What does an exercise physiologist do?
Exercise Physiologists (EPs) design and deliver safe and effective exercise programs for people suffering from health problems.
They aim to prevent or manage chronic diseases or injury, and restore physical function, health, or wellness. They do this by creating individualised exercise programs to improve fitness, strength, endurance, and flexibility.
An EP can show you how to do these exercises without causing as much pain or discomfort, and help you manage your symptoms like fatigue and loss of movement when practising your exercises.
Your appointment can include health and physical activity education, advice and support, and lifestyle changes. EPs can be privately funded but may also be accessible through MBS subsidised team care plans, which are arranged by your GP, or alternatively through your private health insurance rebates.
What happens during an appointment with an exercise physiologist?
An EP appointment begins with an initial assessment. The EP will gather information about your medical history, medications, lifestyle, and diet.
The EP will ask you questions including your exercise history and any sport or activities you participated in in the past, your pain and injuries, and if you are currently exercising. They may ask what equipment you have at home and anything else relevant to your ability to complete an exercise program.
The EP will take you through some simple activities in the gym to determine what you may need help with and any exercise limitations you may have.
The EP may provide you with an exercise plan that is simple and easy to follow. It may be tailored to your goals, fitness levels, and any injuries or other concerns you may have. You may also be required to come back for another appointment.
The EP ensures you are safe and cleared to exercise by discussing goals and plans and completing exercise assessments.
What are some reasons people may see an exercise physiologist?
There are many reasons to see an EP; here are some of the most common.
#1. If you have a chronic condition.
The EP has the knowledge and skills to prescribe a safe exercise program to suit you. They may understand the effects of your medication, and your movement limitations.
Before exercising, consult your GP if you have a chronic disease. Your GP may refer you to an EP to assist you in becoming active in a safe manner.
#2. If you suffer from chronic pain
Chronic pain is pain that lasts more than three months. EPs prescribe pain management techniques to help assist with pain management.
Exercise is one of the most effective treatments for arthritis. It can help to decrease pain, fatigue, muscle tension and stress. Exercise improves mobility and flexibility of joints, muscle strength, posture and balance.
#3. If you are recovering from an injury
You may have seen a physiotherapist to help manage an injury. Your physiotherapist may then refer you to an EP after the first phase of treatment. The EP and physiotherapist will aid in your recovery and reduce your risk of re-injury.
#4. Some people may see an EP if they have want to improve their mental wellbeing
Exercise is an effective tool for improving mental health conditions such as depression and anxiety. Exercise releases chemicals that improve your mood and make you feel good.

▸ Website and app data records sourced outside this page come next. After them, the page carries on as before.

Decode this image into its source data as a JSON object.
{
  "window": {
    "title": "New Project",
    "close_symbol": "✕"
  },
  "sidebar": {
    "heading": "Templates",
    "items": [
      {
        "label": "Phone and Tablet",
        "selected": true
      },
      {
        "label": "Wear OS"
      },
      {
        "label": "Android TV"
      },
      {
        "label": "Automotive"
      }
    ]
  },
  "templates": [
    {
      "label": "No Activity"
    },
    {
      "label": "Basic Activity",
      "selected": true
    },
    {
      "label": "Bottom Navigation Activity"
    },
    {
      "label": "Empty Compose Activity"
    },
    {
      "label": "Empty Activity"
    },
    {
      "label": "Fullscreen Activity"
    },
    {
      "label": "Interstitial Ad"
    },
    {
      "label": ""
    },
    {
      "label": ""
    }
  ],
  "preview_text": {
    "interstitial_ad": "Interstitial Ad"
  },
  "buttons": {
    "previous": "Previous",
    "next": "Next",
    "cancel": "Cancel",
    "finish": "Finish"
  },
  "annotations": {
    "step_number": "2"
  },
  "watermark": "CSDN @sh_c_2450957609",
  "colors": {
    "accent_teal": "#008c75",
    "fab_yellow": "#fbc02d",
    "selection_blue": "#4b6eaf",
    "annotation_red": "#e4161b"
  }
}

It can also be a social activity helping to reduce feelings of loneliness and isolation and put you in touch with other people.
Exercise is also good for your arthritis, therefore taking on a more holistic approach to your health than a single treatment in isolation.
#5. People who are pregnant or have recently given birth
Your body undergoes many changes during pregnancy and after childbirth, and your exercise requirements change. While exercise is safe and beneficial during and after pregnancy, the wrong types of exercise can be dangerous. An EP can prescribe safe exercises for your body and stage of pregnancy, as well as post-natal care.
What is the difference between an exercise physiologist and a physiotherapist?
Both EPs and physiotherapists have similar end goals regarding treatment. The treatment path to recovery will be different.
EPs specialise in the design of exercise and movement programmes. These programs aid in the prevention and management of chronic diseases and injuries.
Whereas physiotherapists use hands-on treatment to manage conditions, disabilities, injuries, and disorders that affect your body’s movement and function. Many people see physiotherapists after suffering an injury or illness that prevents them from moving freely.
Depending on your condition, there are some instances where you will need just one of these services. At the same time, some injuries and conditions require assistance from both.
Finding an exercise physiologist
EPs work in both public and private health systems and fall into the group of health professionals called ‘allied health professionals’. To see an allied health professional, speak to your GP about organising a GP Management Plan.
GP management plans (GPMP) and team care arrangements (TCA) can help people with a chronic health condition to access needed care from a range of allied health professionals.
To find an EP, you can search using ESSA to help you find one in your area.